Web page and app entries
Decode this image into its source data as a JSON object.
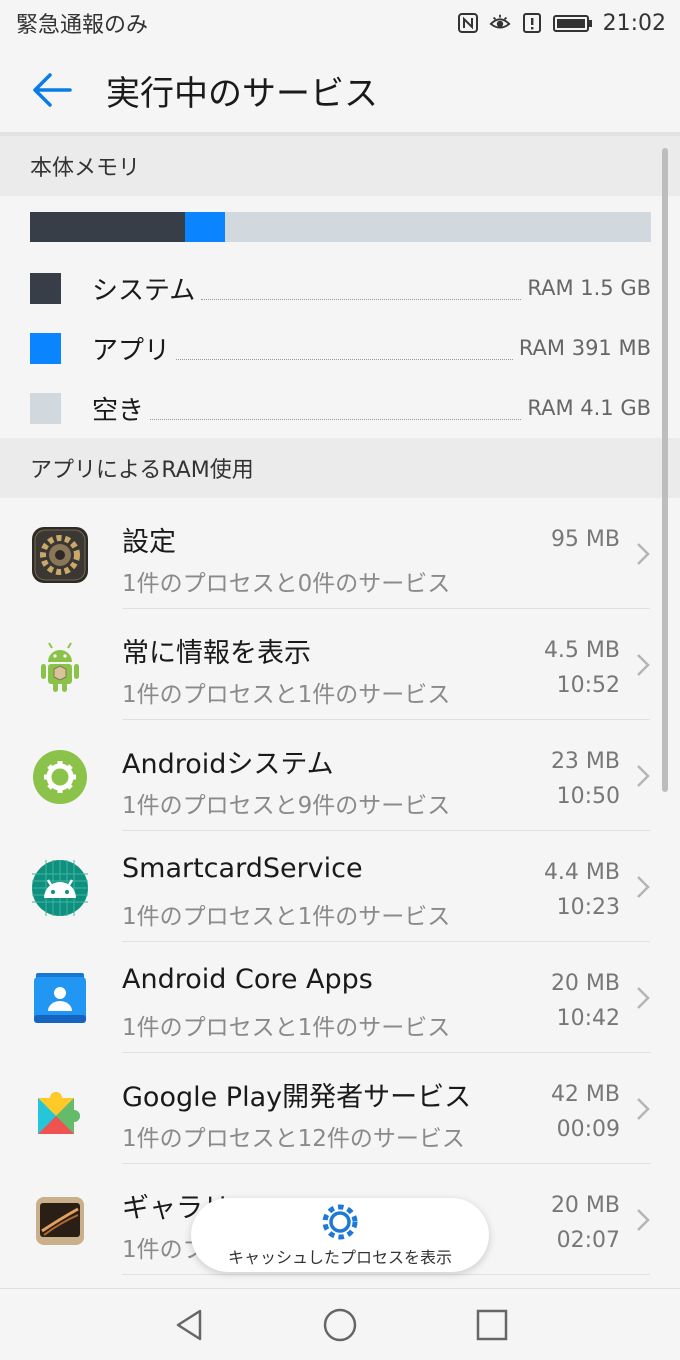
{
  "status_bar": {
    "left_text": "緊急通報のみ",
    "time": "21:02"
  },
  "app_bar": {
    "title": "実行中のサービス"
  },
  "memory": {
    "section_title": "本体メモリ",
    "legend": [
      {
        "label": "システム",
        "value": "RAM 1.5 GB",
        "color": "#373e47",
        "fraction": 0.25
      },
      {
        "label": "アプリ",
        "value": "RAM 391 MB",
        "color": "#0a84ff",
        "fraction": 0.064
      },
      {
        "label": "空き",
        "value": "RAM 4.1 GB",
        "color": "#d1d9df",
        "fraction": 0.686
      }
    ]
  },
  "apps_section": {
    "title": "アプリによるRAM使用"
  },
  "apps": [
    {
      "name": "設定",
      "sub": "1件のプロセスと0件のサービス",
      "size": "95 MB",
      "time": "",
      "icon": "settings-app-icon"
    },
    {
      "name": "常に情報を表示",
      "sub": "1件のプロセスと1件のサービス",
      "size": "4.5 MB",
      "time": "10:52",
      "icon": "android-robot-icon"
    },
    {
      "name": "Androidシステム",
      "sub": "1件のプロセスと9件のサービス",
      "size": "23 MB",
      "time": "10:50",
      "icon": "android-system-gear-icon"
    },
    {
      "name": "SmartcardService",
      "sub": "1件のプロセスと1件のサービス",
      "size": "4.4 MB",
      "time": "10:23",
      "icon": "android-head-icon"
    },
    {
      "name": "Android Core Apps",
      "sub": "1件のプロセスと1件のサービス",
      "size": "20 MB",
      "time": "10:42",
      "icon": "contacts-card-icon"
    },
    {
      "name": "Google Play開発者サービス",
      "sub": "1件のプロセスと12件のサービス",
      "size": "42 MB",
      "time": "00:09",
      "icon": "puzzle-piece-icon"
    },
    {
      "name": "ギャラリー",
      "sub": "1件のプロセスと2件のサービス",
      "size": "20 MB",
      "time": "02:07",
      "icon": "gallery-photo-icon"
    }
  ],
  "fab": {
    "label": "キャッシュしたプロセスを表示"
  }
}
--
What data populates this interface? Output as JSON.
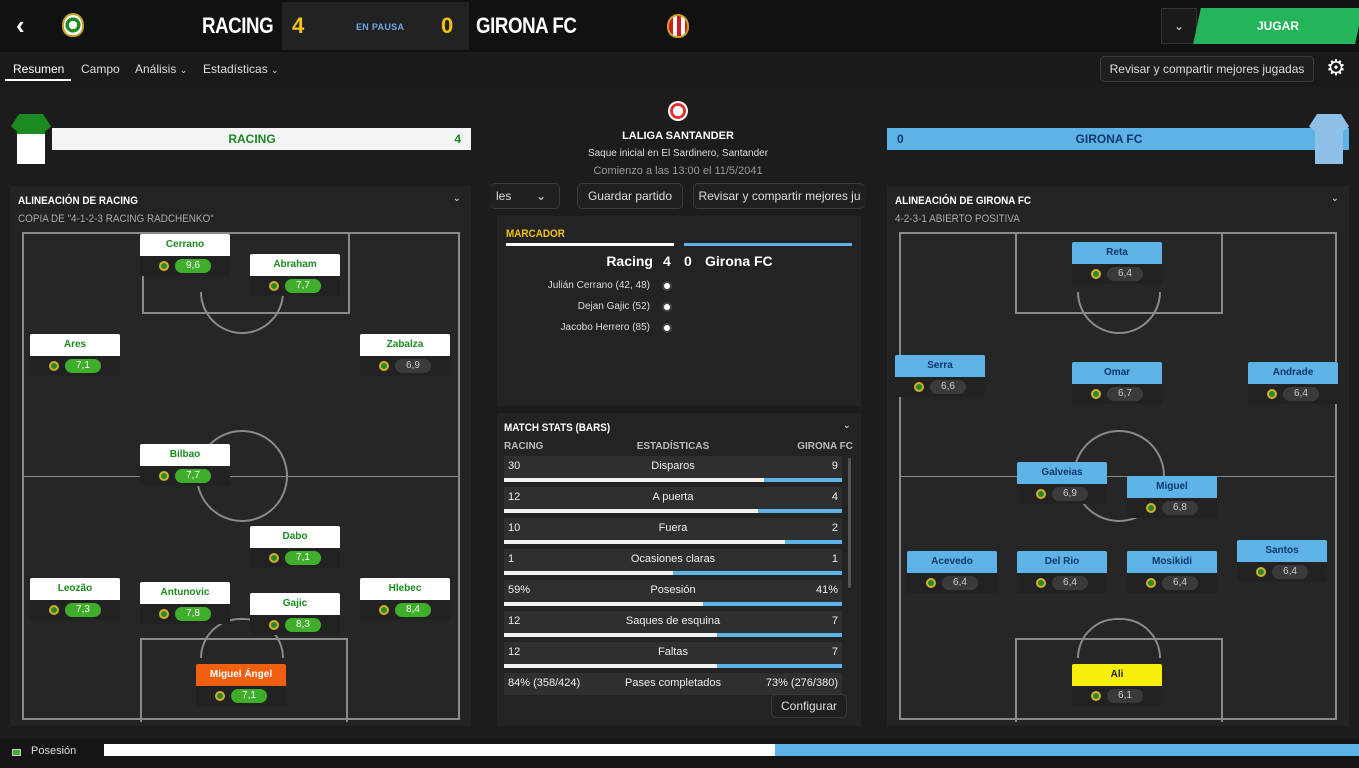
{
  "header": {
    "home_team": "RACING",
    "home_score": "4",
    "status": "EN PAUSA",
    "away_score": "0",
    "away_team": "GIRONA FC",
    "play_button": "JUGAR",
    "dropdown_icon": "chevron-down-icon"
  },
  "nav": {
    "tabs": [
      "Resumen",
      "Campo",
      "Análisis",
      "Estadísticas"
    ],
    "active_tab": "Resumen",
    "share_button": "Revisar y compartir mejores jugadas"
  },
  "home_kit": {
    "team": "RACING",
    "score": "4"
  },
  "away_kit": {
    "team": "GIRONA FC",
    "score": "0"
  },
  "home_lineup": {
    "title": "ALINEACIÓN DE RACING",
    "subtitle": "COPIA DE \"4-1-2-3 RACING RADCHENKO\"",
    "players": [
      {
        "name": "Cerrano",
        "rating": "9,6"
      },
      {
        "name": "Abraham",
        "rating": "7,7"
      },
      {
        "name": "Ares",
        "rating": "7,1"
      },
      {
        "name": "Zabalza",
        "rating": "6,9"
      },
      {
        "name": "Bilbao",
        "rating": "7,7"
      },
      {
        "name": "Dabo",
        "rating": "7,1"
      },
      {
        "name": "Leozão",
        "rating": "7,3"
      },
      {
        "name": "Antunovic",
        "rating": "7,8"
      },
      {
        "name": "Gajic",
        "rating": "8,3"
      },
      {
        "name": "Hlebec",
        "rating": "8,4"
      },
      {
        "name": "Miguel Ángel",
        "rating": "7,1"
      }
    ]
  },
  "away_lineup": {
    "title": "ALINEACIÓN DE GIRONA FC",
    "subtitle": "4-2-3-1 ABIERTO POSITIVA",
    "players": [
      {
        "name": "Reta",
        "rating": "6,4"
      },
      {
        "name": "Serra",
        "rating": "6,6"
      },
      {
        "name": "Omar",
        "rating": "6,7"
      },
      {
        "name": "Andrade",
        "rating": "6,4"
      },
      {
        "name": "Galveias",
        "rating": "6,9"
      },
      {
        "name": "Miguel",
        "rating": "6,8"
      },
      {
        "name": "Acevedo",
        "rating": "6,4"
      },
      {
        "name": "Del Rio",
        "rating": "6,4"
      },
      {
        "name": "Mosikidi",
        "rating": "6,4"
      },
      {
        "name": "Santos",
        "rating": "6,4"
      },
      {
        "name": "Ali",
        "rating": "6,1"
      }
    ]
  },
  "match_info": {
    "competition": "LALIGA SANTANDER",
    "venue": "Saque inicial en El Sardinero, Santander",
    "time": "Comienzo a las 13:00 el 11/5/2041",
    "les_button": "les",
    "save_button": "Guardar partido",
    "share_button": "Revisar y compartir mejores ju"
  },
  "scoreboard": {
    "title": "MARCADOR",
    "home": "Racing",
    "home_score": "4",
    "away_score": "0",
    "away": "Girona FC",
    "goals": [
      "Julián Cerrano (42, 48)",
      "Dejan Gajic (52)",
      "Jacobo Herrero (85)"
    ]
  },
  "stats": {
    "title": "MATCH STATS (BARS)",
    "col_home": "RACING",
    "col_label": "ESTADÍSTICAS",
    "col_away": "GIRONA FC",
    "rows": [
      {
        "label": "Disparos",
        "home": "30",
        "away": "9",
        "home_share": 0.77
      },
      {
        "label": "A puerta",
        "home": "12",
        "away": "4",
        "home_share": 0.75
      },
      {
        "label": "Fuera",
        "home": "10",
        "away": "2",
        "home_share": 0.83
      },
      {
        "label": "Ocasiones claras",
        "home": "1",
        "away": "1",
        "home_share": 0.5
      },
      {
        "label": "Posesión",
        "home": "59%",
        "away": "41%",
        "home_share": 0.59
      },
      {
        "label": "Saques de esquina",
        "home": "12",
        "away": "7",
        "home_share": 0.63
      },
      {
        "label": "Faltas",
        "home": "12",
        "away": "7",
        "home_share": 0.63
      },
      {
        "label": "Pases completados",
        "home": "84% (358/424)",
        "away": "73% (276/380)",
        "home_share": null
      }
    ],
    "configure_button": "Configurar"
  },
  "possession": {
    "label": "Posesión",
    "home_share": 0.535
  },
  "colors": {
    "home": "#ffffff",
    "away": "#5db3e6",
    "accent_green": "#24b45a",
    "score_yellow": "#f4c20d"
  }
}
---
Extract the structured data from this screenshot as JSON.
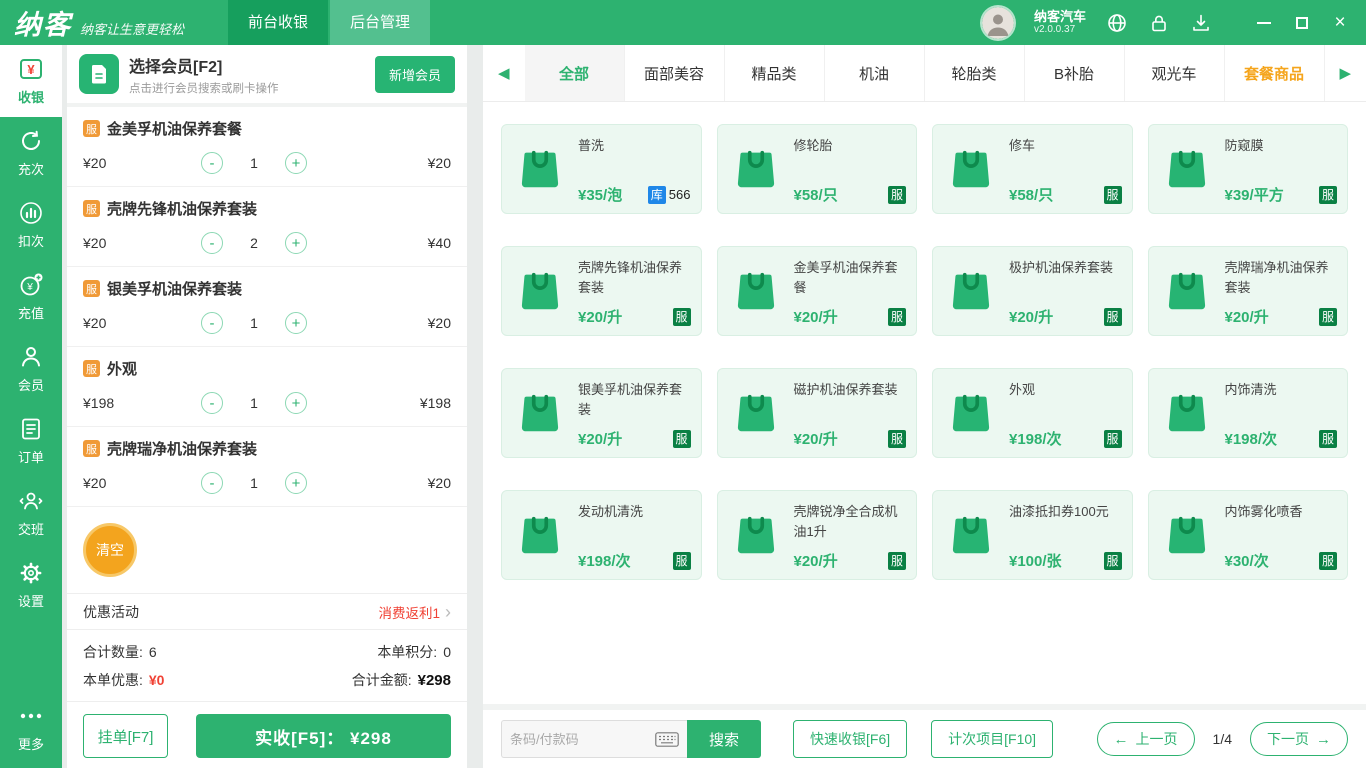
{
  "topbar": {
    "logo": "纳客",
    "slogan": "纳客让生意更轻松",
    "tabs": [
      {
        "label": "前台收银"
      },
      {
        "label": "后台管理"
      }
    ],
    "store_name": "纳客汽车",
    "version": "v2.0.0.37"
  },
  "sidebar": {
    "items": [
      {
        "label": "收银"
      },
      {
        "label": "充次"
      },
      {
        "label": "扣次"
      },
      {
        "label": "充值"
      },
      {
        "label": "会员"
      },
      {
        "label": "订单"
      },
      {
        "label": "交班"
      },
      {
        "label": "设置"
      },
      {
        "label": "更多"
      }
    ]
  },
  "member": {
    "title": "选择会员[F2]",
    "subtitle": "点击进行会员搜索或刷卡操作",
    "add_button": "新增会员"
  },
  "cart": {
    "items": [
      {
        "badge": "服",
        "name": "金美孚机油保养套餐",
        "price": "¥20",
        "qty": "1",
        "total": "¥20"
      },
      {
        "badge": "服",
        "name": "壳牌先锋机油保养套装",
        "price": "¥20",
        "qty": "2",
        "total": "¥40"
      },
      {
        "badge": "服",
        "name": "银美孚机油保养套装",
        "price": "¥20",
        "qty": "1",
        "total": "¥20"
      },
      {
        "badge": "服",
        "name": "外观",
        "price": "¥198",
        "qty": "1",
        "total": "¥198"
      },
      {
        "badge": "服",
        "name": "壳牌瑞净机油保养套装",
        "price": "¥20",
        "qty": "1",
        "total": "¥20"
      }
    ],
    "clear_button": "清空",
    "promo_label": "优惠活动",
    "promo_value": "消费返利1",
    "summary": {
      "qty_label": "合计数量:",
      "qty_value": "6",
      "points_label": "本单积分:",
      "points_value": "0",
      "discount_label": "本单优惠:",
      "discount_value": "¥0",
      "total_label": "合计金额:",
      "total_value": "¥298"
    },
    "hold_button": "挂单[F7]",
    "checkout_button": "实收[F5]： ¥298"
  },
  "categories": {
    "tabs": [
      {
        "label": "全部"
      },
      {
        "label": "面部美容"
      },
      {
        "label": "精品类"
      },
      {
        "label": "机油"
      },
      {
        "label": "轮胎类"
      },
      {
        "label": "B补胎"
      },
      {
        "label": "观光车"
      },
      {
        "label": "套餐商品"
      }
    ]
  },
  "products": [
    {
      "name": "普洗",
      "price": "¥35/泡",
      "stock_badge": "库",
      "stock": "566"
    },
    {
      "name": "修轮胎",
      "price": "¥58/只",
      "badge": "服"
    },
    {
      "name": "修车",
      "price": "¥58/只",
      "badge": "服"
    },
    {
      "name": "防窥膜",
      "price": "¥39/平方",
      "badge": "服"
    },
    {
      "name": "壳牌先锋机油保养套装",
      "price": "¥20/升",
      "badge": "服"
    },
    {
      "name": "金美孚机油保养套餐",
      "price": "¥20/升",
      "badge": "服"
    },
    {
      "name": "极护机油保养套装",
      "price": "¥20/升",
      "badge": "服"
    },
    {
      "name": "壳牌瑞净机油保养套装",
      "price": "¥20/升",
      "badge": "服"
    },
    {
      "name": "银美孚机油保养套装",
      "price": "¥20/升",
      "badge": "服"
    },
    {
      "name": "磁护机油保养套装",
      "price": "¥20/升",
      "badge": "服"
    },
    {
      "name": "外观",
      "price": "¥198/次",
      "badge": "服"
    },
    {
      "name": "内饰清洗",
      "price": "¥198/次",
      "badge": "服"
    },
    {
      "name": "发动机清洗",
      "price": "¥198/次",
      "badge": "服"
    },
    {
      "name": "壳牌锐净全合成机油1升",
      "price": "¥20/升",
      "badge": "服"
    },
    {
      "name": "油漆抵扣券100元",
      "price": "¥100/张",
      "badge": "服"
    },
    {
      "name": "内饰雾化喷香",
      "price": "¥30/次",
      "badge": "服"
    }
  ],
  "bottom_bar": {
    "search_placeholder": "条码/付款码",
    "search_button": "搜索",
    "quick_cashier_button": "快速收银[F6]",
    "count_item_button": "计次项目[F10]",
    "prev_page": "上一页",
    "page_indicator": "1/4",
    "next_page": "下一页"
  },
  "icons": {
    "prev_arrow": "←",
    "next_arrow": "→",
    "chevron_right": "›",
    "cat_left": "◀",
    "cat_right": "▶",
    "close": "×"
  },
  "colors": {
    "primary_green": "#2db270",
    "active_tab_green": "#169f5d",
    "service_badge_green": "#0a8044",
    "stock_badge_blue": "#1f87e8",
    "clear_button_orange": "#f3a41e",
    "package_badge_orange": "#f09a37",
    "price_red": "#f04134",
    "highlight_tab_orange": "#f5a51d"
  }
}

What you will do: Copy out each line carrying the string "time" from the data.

Your response:
    "time": "21:02"
      "time": "",
      "time": "10:52",
      "time": "10:50",
      "time": "10:23",
      "time": "10:42",
      "time": "00:09",
      "time": "02:07",
    "time": "Comienzo a las 13:00 el 11/5/2041",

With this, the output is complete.